→ Your goal: Each line of the records below that contains "Posyandu" needs to be copied.

→ Data provided:
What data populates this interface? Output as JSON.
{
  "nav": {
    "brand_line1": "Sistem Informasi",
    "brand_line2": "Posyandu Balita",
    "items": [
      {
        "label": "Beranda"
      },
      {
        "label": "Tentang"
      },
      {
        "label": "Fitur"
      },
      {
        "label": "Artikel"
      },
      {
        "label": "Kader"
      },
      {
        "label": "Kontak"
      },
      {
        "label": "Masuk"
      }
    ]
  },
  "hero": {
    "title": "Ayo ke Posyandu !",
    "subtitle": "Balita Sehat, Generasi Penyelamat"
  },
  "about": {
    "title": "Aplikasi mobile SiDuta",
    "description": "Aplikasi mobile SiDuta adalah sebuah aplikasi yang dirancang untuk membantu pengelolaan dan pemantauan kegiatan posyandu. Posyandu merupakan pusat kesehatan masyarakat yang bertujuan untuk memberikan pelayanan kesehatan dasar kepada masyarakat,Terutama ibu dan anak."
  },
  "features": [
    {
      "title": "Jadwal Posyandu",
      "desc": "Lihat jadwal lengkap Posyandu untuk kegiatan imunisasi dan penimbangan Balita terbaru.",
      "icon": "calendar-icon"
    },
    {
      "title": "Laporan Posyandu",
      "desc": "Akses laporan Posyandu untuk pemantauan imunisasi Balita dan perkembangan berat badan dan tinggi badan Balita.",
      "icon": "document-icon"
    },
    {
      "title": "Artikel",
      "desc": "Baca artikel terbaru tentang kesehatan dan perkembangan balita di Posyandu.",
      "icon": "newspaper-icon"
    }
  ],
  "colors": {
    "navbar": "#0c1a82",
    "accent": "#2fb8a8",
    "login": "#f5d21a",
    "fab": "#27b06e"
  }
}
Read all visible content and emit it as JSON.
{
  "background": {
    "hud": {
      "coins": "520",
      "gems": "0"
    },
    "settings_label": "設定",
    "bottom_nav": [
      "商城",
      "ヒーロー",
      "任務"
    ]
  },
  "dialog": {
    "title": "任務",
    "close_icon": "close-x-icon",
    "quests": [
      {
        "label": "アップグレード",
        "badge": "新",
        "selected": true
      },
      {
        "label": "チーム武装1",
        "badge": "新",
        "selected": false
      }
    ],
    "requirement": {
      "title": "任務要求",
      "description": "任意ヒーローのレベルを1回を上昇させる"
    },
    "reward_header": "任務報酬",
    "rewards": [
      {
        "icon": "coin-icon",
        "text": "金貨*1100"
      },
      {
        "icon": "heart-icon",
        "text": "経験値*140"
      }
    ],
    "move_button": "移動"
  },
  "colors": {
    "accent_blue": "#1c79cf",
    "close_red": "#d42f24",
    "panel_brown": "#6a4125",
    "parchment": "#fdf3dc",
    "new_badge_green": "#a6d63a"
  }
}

→ The answer:
    "brand_line2": "Posyandu Balita",
    "title": "Ayo ke Posyandu !",
    "description": "Aplikasi mobile SiDuta adalah sebuah aplikasi yang dirancang untuk membantu pengelolaan dan pemantauan kegiatan posyandu. Posyandu merupakan pusat kesehatan masyarakat yang bertujuan untuk memberikan pelayanan kesehatan dasar kepada masyarakat,Terutama ibu dan anak."
      "title": "Jadwal Posyandu",
      "desc": "Lihat jadwal lengkap Posyandu untuk kegiatan imunisasi dan penimbangan Balita terbaru.",
      "title": "Laporan Posyandu",
      "desc": "Akses laporan Posyandu untuk pemantauan imunisasi Balita dan perkembangan berat badan dan tinggi badan Balita.",
      "desc": "Baca artikel terbaru tentang kesehatan dan perkembangan balita di Posyandu.",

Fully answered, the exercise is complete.